Saturday, January 19, 2013

Welcome to Breeding Season in Daintree

After a long absence, the Daintree News blog is up and running again!

Queensland's Wet Tropics are, without doubt, Australia's best wildlife-watching locations with the rich biodiversity that is unique to the tropics. Ranging from sea-level to 900m, there is a diverse range of habitats.

Daintree, on the coastal lowlands and ranges, has some of the oldest and richest rainforest in the world and is home to a great variety of birds, mammals, reptiles and insects.
Birds and birdwatching are a major focus of the region with birders from around the world visiting to see a huge diversity of species in convenient and comfortable conditions.

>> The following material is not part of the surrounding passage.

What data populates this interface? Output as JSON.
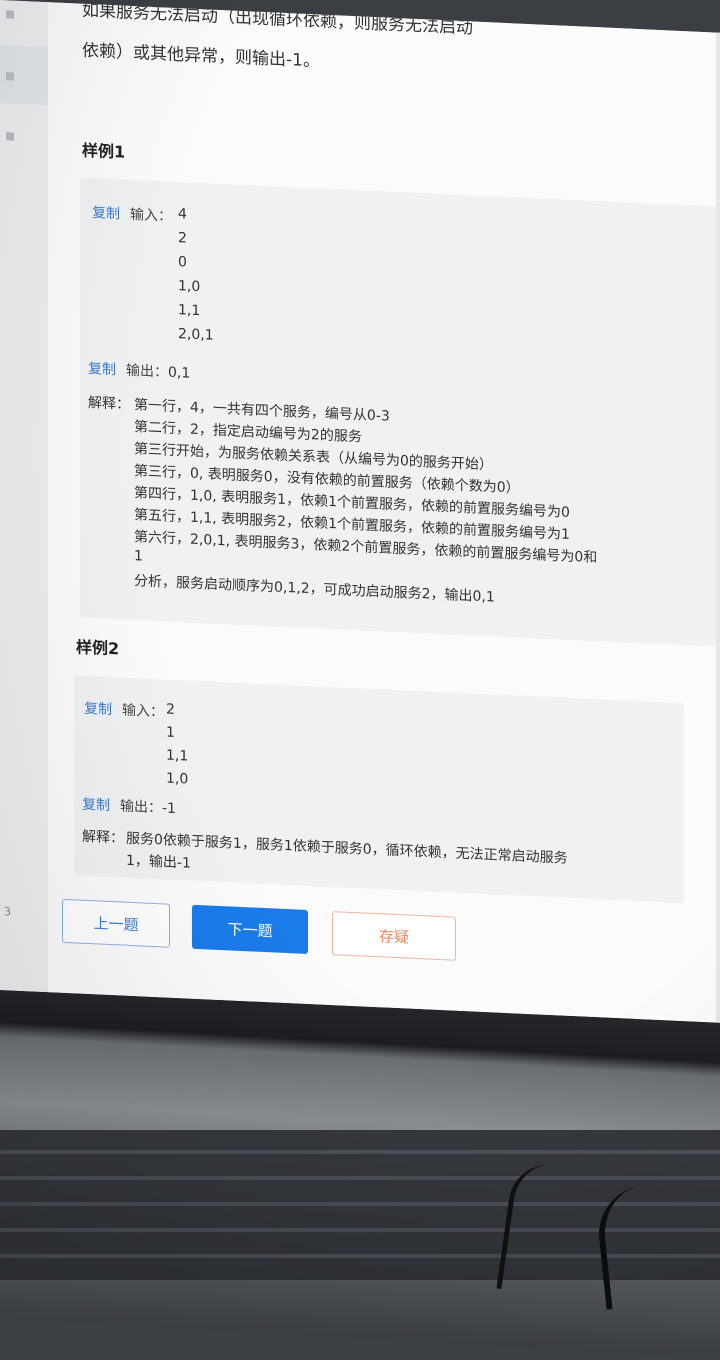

As the 'Wet Season' approaches many local birds are finishing their breeding season, nesting at a time when flowers, fruit and insects are plentiful in the rainforest, and before rainy conditions make it difficult to raise a family. Black Bittern, Shining Flycatcher and Papuan Frogmouth chicks have mostly fledged. These all nest in trees on the banks of the Daintree River and it's best to be gone before the river floods.

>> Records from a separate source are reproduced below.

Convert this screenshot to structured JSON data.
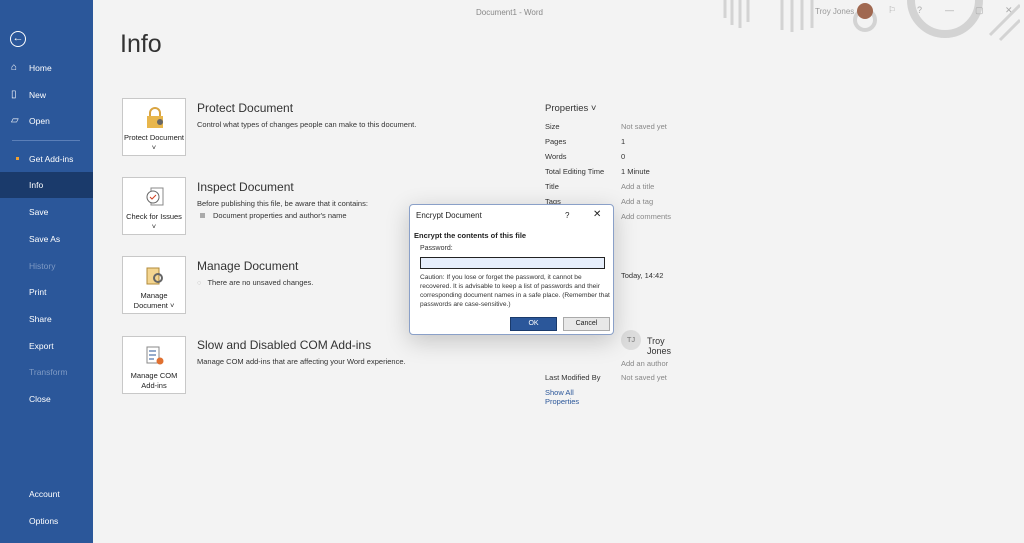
{
  "window": {
    "title": "Document1 - Word",
    "user": "Troy Jones",
    "controls": [
      "feedback-icon",
      "help",
      "minimize",
      "restore",
      "close"
    ]
  },
  "sidebar": {
    "back_icon": "back-arrow-icon",
    "items": [
      {
        "label": "Home",
        "icon": "home-icon"
      },
      {
        "label": "New",
        "icon": "new-doc-icon"
      },
      {
        "label": "Open",
        "icon": "folder-icon"
      },
      {
        "label": "Get Add-ins"
      },
      {
        "label": "Info",
        "selected": true
      },
      {
        "label": "Save"
      },
      {
        "label": "Save As"
      },
      {
        "label": "History",
        "disabled": true
      },
      {
        "label": "Print"
      },
      {
        "label": "Share"
      },
      {
        "label": "Export"
      },
      {
        "label": "Transform",
        "disabled": true
      },
      {
        "label": "Close"
      }
    ],
    "bottom": [
      {
        "label": "Account"
      },
      {
        "label": "Options"
      }
    ]
  },
  "page_title": "Info",
  "sections": [
    {
      "button": "Protect Document ˅",
      "title": "Protect Document",
      "desc": "Control what types of changes people can make to this document."
    },
    {
      "button": "Check for Issues ˅",
      "title": "Inspect Document",
      "desc": "Before publishing this file, be aware that it contains:",
      "bullet": "Document properties and author's name"
    },
    {
      "button": "Manage Document ˅",
      "title": "Manage Document",
      "desc": "There are no unsaved changes."
    },
    {
      "button": "Manage COM Add-ins",
      "title": "Slow and Disabled COM Add-ins",
      "desc": "Manage COM add-ins that are affecting your Word experience."
    }
  ],
  "properties": {
    "header": "Properties ˅",
    "rows": [
      {
        "k": "Size",
        "v": "Not saved yet"
      },
      {
        "k": "Pages",
        "v": "1"
      },
      {
        "k": "Words",
        "v": "0"
      },
      {
        "k": "Total Editing Time",
        "v": "1 Minute"
      },
      {
        "k": "Title",
        "v": "Add a title"
      },
      {
        "k": "Tags",
        "v": "Add a tag"
      },
      {
        "k": "",
        "v": "Add comments"
      }
    ],
    "created": "Today, 14:42",
    "author_initials": "TJ",
    "author": "Troy Jones",
    "add_author": "Add an author",
    "last_modified_label": "Last Modified By",
    "last_modified": "Not saved yet",
    "show_all": "Show All Properties"
  },
  "dialog": {
    "title": "Encrypt Document",
    "help": "?",
    "close": "✕",
    "heading": "Encrypt the contents of this file",
    "password_label": "Password:",
    "password_value": "",
    "caution": "Caution: If you lose or forget the password, it cannot be recovered. It is advisable to keep a list of passwords and their corresponding document names in a safe place. (Remember that passwords are case-sensitive.)",
    "ok": "OK",
    "cancel": "Cancel"
  },
  "colors": {
    "sidebar": "#2b579a",
    "selected": "#1a3a6b",
    "accent_dot": "#f0a030"
  }
}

Papuan Fogmouth (S.Isoe)

Others, like the Wompoo Fruit-Dove, are more likely to breed outside their main nesting season. This pair have been building their somewhat-flimsy nest in the past week. They appear to have chosen a sheltered spot, so should be successful.

Wompoo Fruit-Dove (A.Forsyth)

One of the great breeding success stories are the Metallic Starlings who migrate from New Guinea in huge numbers in August each year to breed. Their nesting colonies are massed in often-huge trees and are used year after year. They are communal nesters and can raise two, or sometimes three, broods in a season..
Adapting well to urban life, the following photo is of nesting colony in one of several palms in the carpark at Smithfield Shopping Centre.

Metallic Starling (T.Forsyth)